● WHAT YOU ARE ASKED TO DO
The answer must consist of each line below that holds the word "icon", copied as it stands.

Records from a collection:
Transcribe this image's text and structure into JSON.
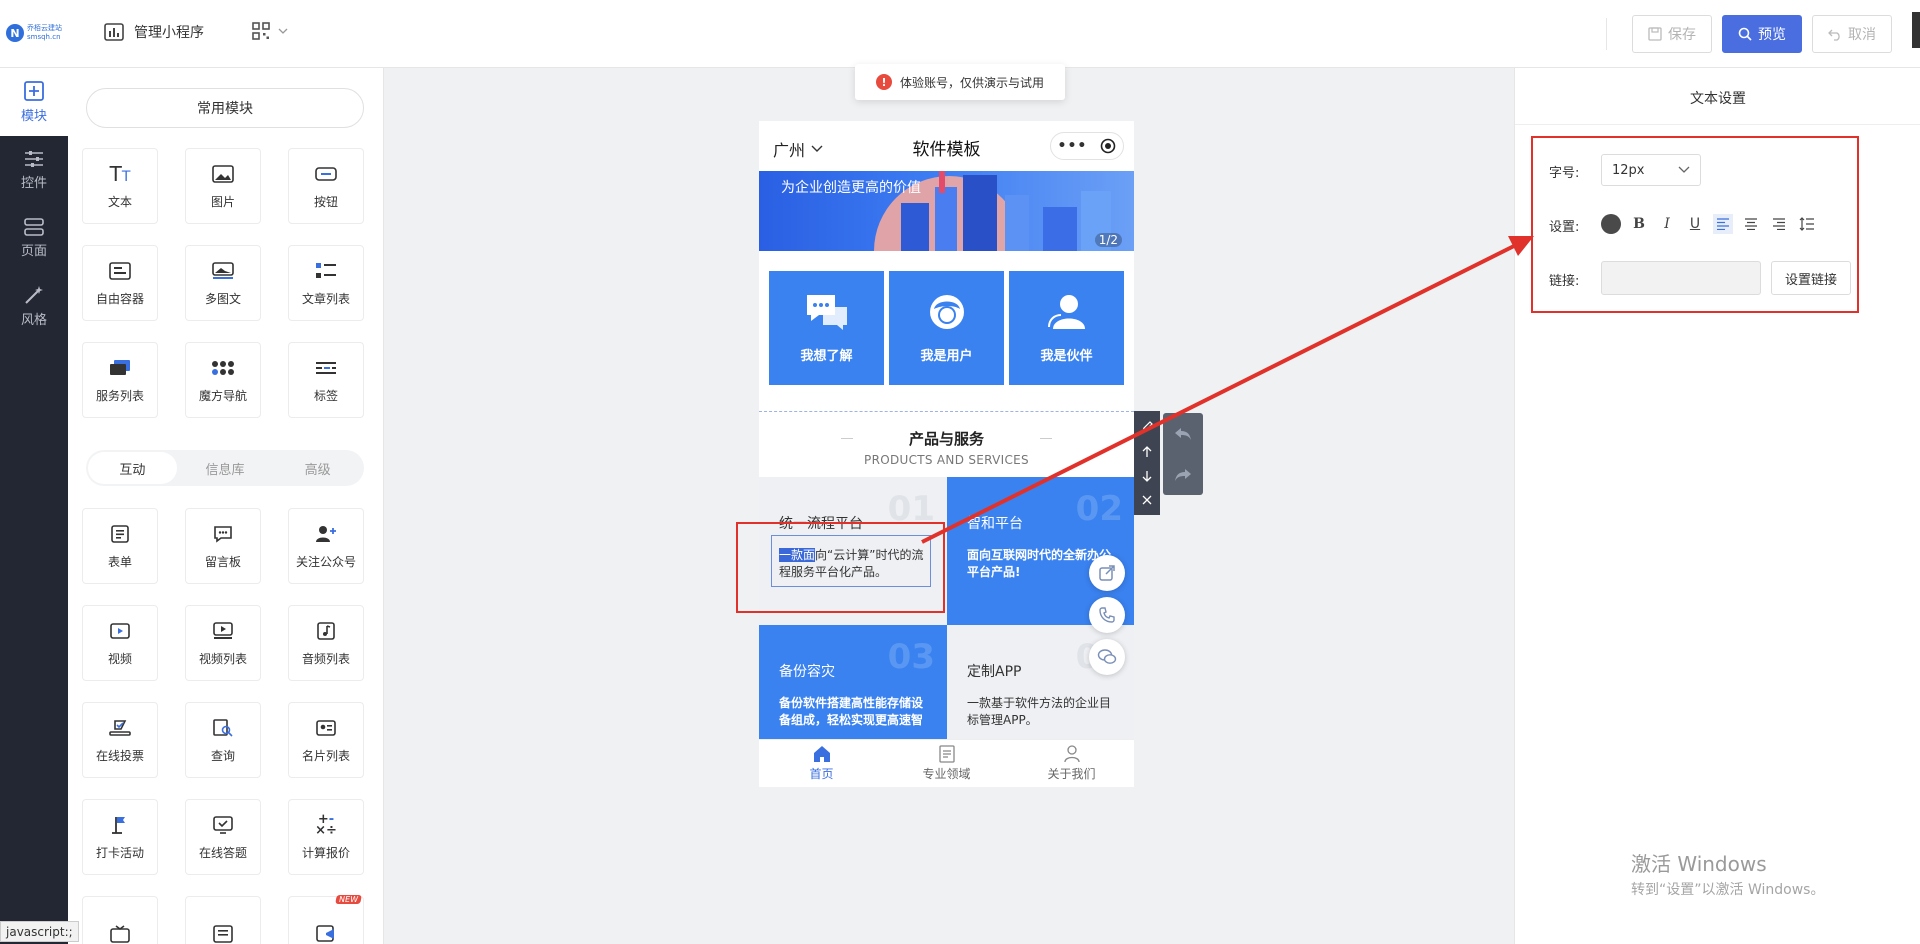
{
  "header": {
    "logo_mark": "N",
    "logo_text": "乔栢云建站",
    "logo_sub": "smsqh.cn",
    "manage_label": "管理小程序",
    "save_label": "保存",
    "preview_label": "预览",
    "cancel_label": "取消"
  },
  "nav": {
    "items": [
      {
        "label": "模块",
        "icon": "plus-square-icon",
        "active": true
      },
      {
        "label": "控件",
        "icon": "sliders-icon",
        "active": false
      },
      {
        "label": "页面",
        "icon": "pages-icon",
        "active": false
      },
      {
        "label": "风格",
        "icon": "magic-wand-icon",
        "active": false
      }
    ]
  },
  "modules": {
    "common_title": "常用模块",
    "common": [
      "文本",
      "图片",
      "按钮",
      "自由容器",
      "多图文",
      "文章列表",
      "服务列表",
      "魔方导航",
      "标签"
    ],
    "tabs": [
      "互动",
      "信息库",
      "高级"
    ],
    "interactive": [
      "表单",
      "留言板",
      "关注公众号",
      "视频",
      "视频列表",
      "音频列表",
      "在线投票",
      "查询",
      "名片列表",
      "打卡活动",
      "在线答题",
      "计算报价"
    ],
    "new_badge": "NEW"
  },
  "status_text": "javascript:;",
  "toast": {
    "icon": "!",
    "text": "体验账号，仅供演示与试用"
  },
  "phone": {
    "city": "广州",
    "title": "软件模板",
    "banner_text": "为企业创造更高的价值",
    "banner_index": "1/2",
    "cards": [
      "我想了解",
      "我是用户",
      "我是伙伴"
    ],
    "section_title": "产品与服务",
    "section_sub": "PRODUCTS AND SERVICES",
    "products": [
      {
        "num": "01",
        "title": "统一流程平台",
        "desc_highlight": "一款面",
        "desc_rest": "向“云计算”时代的流程服务平台化产品。"
      },
      {
        "num": "02",
        "title": "智和平台",
        "desc": "面向互联网时代的全新办公平台产品!"
      },
      {
        "num": "03",
        "title": "备份容灾",
        "desc": "备份软件搭建高性能存储设备组成，轻松实现更高速智"
      },
      {
        "num": "04",
        "title": "定制APP",
        "desc": "一款基于软件方法的企业目标管理APP。"
      }
    ],
    "tabbar": [
      {
        "label": "首页",
        "active": true
      },
      {
        "label": "专业领域",
        "active": false
      },
      {
        "label": "关于我们",
        "active": false
      }
    ]
  },
  "settings": {
    "title": "文本设置",
    "font_size_label": "字号:",
    "font_size_value": "12px",
    "style_label": "设置:",
    "link_label": "链接:",
    "link_value": "",
    "link_button": "设置链接",
    "text_color": "#4a4a4a"
  },
  "watermark": {
    "line1": "激活 Windows",
    "line2": "转到“设置”以激活 Windows。"
  },
  "colors": {
    "accent": "#4a6ee0",
    "card_blue": "#3a82f0",
    "annotation_red": "#e0322b"
  }
}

● TASK RESPONSE
        "icon": "plus-square-icon",
        "icon": "sliders-icon",
        "icon": "pages-icon",
        "icon": "magic-wand-icon",
    "icon": "!",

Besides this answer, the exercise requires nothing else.